Goal of the exercise: Each entry needs to be repeated exactly, with nothing added or removed.

Data to use:

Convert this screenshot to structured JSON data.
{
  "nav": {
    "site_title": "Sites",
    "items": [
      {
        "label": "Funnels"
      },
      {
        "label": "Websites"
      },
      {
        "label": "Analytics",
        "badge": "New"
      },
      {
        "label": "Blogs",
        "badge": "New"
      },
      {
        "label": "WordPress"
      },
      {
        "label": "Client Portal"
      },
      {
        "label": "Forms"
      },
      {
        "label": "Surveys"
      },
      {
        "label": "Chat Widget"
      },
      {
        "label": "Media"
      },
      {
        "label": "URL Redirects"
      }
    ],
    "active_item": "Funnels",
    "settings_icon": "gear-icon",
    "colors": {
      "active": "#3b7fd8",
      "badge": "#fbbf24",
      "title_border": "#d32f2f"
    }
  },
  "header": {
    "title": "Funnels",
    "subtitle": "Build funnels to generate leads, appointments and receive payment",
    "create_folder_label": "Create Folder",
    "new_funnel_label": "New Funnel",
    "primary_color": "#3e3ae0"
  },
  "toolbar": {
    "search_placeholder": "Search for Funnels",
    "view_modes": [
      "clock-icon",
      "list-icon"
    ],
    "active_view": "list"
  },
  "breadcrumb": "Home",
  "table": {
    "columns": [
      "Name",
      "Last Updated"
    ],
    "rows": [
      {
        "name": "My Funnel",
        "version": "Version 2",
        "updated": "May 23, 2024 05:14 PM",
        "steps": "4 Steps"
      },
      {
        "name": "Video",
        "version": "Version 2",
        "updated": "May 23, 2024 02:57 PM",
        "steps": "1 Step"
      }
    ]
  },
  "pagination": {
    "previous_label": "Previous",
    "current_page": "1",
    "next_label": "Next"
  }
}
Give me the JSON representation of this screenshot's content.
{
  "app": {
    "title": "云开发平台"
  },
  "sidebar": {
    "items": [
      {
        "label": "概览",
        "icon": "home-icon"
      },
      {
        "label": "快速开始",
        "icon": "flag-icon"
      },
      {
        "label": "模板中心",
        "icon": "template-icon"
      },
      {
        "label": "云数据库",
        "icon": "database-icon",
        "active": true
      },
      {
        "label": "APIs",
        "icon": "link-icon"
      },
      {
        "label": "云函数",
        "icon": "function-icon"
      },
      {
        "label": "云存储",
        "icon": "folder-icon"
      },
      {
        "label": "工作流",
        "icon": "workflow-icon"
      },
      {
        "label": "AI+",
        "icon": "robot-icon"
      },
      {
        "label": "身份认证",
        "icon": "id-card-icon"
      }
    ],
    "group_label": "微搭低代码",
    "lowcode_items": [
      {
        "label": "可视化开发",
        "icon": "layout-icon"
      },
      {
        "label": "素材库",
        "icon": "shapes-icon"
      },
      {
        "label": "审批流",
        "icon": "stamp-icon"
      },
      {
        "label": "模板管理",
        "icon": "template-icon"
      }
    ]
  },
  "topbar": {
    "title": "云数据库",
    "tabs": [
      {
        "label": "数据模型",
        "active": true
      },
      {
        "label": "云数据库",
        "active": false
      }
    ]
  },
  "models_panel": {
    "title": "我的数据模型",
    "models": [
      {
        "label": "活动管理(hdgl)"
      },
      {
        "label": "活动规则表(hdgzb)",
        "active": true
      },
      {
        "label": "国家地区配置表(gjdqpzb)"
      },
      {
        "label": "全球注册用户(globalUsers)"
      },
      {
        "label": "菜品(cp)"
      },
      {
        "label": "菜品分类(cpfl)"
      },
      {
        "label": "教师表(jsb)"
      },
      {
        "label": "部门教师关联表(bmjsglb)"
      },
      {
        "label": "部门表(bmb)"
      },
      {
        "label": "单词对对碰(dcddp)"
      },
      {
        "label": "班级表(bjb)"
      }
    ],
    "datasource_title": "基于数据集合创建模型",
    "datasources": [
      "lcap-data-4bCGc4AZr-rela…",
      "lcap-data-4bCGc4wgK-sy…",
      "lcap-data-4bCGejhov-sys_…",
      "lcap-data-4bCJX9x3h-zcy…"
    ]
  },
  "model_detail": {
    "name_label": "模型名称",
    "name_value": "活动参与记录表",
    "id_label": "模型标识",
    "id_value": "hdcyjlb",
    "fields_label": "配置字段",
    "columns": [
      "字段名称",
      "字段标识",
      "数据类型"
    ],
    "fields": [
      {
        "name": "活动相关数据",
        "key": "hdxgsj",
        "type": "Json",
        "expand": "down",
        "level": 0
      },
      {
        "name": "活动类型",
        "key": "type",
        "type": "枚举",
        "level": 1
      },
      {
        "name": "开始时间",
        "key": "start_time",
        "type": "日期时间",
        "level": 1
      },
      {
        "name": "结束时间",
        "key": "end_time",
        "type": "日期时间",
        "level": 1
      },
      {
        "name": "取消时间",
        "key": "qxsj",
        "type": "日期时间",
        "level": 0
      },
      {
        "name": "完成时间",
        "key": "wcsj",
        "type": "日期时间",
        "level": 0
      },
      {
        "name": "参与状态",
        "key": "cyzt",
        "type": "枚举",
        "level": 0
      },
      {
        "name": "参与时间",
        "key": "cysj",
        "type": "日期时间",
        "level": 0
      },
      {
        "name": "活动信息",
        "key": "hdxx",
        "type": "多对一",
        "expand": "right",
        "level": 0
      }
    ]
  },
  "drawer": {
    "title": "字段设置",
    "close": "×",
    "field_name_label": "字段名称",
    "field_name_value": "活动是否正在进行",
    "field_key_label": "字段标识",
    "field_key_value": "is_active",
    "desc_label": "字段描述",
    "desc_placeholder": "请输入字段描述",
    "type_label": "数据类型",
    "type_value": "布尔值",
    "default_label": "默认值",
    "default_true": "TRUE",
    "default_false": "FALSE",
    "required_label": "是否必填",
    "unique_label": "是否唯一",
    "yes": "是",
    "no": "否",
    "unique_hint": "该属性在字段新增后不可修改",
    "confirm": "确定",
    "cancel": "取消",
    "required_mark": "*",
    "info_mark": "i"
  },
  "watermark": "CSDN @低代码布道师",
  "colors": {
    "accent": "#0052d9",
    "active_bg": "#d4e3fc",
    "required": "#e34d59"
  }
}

Reply:
Convert this screenshot to structured JSON data.
{
  "nav": {
    "site_title": "Sites",
    "items": [
      {
        "label": "Funnels"
      },
      {
        "label": "Websites"
      },
      {
        "label": "Analytics",
        "badge": "New"
      },
      {
        "label": "Blogs",
        "badge": "New"
      },
      {
        "label": "WordPress"
      },
      {
        "label": "Client Portal"
      },
      {
        "label": "Forms"
      },
      {
        "label": "Surveys"
      },
      {
        "label": "Chat Widget"
      },
      {
        "label": "Media"
      },
      {
        "label": "URL Redirects"
      }
    ],
    "active_item": "Funnels",
    "settings_icon": "gear-icon",
    "colors": {
      "active": "#3b7fd8",
      "badge": "#fbbf24",
      "title_border": "#d32f2f"
    }
  },
  "header": {
    "title": "Funnels",
    "subtitle": "Build funnels to generate leads, appointments and receive payment",
    "create_folder_label": "Create Folder",
    "new_funnel_label": "New Funnel",
    "primary_color": "#3e3ae0"
  },
  "toolbar": {
    "search_placeholder": "Search for Funnels",
    "view_modes": [
      "clock-icon",
      "list-icon"
    ],
    "active_view": "list"
  },
  "breadcrumb": "Home",
  "table": {
    "columns": [
      "Name",
      "Last Updated"
    ],
    "rows": [
      {
        "name": "My Funnel",
        "version": "Version 2",
        "updated": "May 23, 2024 05:14 PM",
        "steps": "4 Steps"
      },
      {
        "name": "Video",
        "version": "Version 2",
        "updated": "May 23, 2024 02:57 PM",
        "steps": "1 Step"
      }
    ]
  },
  "pagination": {
    "previous_label": "Previous",
    "current_page": "1",
    "next_label": "Next"
  }
}
Give me the JSON representation of this screenshot's content.
{
  "app": {
    "title": "云开发平台"
  },
  "sidebar": {
    "items": [
      {
        "label": "概览",
        "icon": "home-icon"
      },
      {
        "label": "快速开始",
        "icon": "flag-icon"
      },
      {
        "label": "模板中心",
        "icon": "template-icon"
      },
      {
        "label": "云数据库",
        "icon": "database-icon",
        "active": true
      },
      {
        "label": "APIs",
        "icon": "link-icon"
      },
      {
        "label": "云函数",
        "icon": "function-icon"
      },
      {
        "label": "云存储",
        "icon": "folder-icon"
      },
      {
        "label": "工作流",
        "icon": "workflow-icon"
      },
      {
        "label": "AI+",
        "icon": "robot-icon"
      },
      {
        "label": "身份认证",
        "icon": "id-card-icon"
      }
    ],
    "group_label": "微搭低代码",
    "lowcode_items": [
      {
        "label": "可视化开发",
        "icon": "layout-icon"
      },
      {
        "label": "素材库",
        "icon": "shapes-icon"
      },
      {
        "label": "审批流",
        "icon": "stamp-icon"
      },
      {
        "label": "模板管理",
        "icon": "template-icon"
      }
    ]
  },
  "topbar": {
    "title": "云数据库",
    "tabs": [
      {
        "label": "数据模型",
        "active": true
      },
      {
        "label": "云数据库",
        "active": false
      }
    ]
  },
  "models_panel": {
    "title": "我的数据模型",
    "models": [
      {
        "label": "活动管理(hdgl)"
      },
      {
        "label": "活动规则表(hdgzb)",
        "active": true
      },
      {
        "label": "国家地区配置表(gjdqpzb)"
      },
      {
        "label": "全球注册用户(globalUsers)"
      },
      {
        "label": "菜品(cp)"
      },
      {
        "label": "菜品分类(cpfl)"
      },
      {
        "label": "教师表(jsb)"
      },
      {
        "label": "部门教师关联表(bmjsglb)"
      },
      {
        "label": "部门表(bmb)"
      },
      {
        "label": "单词对对碰(dcddp)"
      },
      {
        "label": "班级表(bjb)"
      }
    ],
    "datasource_title": "基于数据集合创建模型",
    "datasources": [
      "lcap-data-4bCGc4AZr-rela…",
      "lcap-data-4bCGc4wgK-sy…",
      "lcap-data-4bCGejhov-sys_…",
      "lcap-data-4bCJX9x3h-zcy…"
    ]
  },
  "model_detail": {
    "name_label": "模型名称",
    "name_value": "活动参与记录表",
    "id_label": "模型标识",
    "id_value": "hdcyjlb",
    "fields_label": "配置字段",
    "columns": [
      "字段名称",
      "字段标识",
      "数据类型"
    ],
    "fields": [
      {
        "name": "活动相关数据",
        "key": "hdxgsj",
        "type": "Json",
        "expand": "down",
        "level": 0
      },
      {
        "name": "活动类型",
        "key": "type",
        "type": "枚举",
        "level": 1
      },
      {
        "name": "开始时间",
        "key": "start_time",
        "type": "日期时间",
        "level": 1
      },
      {
        "name": "结束时间",
        "key": "end_time",
        "type": "日期时间",
        "level": 1
      },
      {
        "name": "取消时间",
        "key": "qxsj",
        "type": "日期时间",
        "level": 0
      },
      {
        "name": "完成时间",
        "key": "wcsj",
        "type": "日期时间",
        "level": 0
      },
      {
        "name": "参与状态",
        "key": "cyzt",
        "type": "枚举",
        "level": 0
      },
      {
        "name": "参与时间",
        "key": "cysj",
        "type": "日期时间",
        "level": 0
      },
      {
        "name": "活动信息",
        "key": "hdxx",
        "type": "多对一",
        "expand": "right",
        "level": 0
      }
    ]
  },
  "drawer": {
    "title": "字段设置",
    "close": "×",
    "field_name_label": "字段名称",
    "field_name_value": "活动是否正在进行",
    "field_key_label": "字段标识",
    "field_key_value": "is_active",
    "desc_label": "字段描述",
    "desc_placeholder": "请输入字段描述",
    "type_label": "数据类型",
    "type_value": "布尔值",
    "default_label": "默认值",
    "default_true": "TRUE",
    "default_false": "FALSE",
    "required_label": "是否必填",
    "unique_label": "是否唯一",
    "yes": "是",
    "no": "否",
    "unique_hint": "该属性在字段新增后不可修改",
    "confirm": "确定",
    "cancel": "取消",
    "required_mark": "*",
    "info_mark": "i"
  },
  "watermark": "CSDN @低代码布道师",
  "colors": {
    "accent": "#0052d9",
    "active_bg": "#d4e3fc",
    "required": "#e34d59"
  }
}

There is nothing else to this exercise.